Exercise ->
State how many lines in the entries below hold the word "chevron", with nothing besides the number.

Entries from a dataset of interfaces:
▬▬▬▬▬▬
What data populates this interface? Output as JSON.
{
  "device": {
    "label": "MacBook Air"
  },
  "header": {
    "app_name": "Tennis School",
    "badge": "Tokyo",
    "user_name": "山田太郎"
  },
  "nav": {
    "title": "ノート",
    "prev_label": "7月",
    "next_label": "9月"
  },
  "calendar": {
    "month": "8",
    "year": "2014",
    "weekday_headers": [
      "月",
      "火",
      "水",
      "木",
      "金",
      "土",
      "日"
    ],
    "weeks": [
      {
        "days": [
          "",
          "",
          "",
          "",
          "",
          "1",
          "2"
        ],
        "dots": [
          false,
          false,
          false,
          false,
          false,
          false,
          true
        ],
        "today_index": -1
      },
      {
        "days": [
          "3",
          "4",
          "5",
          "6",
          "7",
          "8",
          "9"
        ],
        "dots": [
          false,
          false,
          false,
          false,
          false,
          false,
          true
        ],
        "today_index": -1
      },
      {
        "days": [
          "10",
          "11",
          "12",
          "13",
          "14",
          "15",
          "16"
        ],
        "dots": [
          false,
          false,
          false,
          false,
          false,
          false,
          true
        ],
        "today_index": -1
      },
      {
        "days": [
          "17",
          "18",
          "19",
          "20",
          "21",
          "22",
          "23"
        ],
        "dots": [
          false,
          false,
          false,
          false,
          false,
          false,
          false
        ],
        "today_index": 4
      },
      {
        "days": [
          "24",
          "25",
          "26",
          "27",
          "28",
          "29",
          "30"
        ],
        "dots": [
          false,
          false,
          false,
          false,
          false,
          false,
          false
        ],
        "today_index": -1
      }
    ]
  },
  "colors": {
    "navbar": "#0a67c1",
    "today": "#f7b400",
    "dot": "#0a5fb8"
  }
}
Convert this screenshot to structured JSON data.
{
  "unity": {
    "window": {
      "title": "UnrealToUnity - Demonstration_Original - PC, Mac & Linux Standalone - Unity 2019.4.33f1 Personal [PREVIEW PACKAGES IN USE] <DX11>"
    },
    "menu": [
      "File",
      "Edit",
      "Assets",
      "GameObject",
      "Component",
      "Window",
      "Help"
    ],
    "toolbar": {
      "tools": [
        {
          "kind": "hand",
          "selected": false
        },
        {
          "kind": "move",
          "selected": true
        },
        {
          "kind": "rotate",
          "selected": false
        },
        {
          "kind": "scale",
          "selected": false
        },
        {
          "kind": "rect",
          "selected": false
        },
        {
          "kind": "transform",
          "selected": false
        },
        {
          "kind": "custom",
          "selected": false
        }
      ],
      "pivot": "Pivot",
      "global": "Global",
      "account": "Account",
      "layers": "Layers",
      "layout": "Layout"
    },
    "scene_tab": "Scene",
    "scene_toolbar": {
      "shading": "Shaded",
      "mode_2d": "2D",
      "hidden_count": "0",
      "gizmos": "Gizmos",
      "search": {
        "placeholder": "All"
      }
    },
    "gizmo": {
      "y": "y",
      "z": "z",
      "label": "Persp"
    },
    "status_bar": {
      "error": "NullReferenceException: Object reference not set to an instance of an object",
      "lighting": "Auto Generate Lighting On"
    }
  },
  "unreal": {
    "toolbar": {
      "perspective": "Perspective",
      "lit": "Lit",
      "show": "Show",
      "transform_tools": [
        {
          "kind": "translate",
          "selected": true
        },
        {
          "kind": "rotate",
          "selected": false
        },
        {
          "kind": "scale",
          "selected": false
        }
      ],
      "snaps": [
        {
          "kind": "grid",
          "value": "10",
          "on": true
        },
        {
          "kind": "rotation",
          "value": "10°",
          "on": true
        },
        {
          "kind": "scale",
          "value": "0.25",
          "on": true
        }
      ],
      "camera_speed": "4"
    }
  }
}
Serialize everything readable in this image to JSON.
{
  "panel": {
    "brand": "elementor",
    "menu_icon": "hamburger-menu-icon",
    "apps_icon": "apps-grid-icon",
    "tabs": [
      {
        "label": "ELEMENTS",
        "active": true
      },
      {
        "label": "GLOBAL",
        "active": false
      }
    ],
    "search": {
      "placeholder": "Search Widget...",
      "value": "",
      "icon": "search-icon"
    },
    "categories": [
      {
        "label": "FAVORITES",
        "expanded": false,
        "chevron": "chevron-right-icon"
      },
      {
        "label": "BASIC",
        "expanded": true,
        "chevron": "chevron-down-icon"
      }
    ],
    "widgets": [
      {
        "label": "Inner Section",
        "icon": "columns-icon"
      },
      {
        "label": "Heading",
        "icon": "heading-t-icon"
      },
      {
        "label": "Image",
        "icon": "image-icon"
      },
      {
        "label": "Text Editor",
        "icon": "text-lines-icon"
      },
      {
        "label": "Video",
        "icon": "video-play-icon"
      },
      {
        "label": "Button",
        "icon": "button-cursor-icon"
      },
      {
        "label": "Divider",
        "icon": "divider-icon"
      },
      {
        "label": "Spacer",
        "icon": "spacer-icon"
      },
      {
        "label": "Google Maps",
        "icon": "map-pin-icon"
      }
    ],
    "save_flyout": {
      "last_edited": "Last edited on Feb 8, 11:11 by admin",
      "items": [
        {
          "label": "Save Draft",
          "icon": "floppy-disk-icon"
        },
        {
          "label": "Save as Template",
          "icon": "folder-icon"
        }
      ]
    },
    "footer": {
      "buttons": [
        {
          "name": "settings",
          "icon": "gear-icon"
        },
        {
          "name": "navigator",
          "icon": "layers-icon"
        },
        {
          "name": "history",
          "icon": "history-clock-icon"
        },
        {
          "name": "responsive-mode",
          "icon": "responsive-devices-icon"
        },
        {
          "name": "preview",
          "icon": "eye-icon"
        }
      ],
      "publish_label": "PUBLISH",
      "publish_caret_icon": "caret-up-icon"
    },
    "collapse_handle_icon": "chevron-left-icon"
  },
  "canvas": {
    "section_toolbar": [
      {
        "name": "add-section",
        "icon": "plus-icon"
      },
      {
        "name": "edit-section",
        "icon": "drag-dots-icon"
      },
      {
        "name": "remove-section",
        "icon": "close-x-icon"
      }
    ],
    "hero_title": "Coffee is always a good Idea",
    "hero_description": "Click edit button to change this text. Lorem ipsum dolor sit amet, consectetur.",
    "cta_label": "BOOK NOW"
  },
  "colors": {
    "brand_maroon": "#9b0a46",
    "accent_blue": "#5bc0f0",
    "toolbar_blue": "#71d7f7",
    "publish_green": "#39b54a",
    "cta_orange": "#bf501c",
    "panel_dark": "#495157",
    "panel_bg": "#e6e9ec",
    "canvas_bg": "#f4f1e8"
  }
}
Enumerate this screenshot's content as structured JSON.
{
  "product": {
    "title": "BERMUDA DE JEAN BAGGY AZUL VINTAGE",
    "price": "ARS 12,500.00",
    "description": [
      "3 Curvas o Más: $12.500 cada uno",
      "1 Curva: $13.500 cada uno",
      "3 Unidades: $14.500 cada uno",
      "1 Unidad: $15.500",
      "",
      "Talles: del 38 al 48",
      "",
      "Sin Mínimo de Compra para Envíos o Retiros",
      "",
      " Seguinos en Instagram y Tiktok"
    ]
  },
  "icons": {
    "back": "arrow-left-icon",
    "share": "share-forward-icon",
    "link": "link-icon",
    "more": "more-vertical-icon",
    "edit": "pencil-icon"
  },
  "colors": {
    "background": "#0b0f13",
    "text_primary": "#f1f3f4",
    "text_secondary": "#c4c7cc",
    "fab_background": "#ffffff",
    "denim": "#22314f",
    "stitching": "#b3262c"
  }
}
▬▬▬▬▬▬
Task result ->
3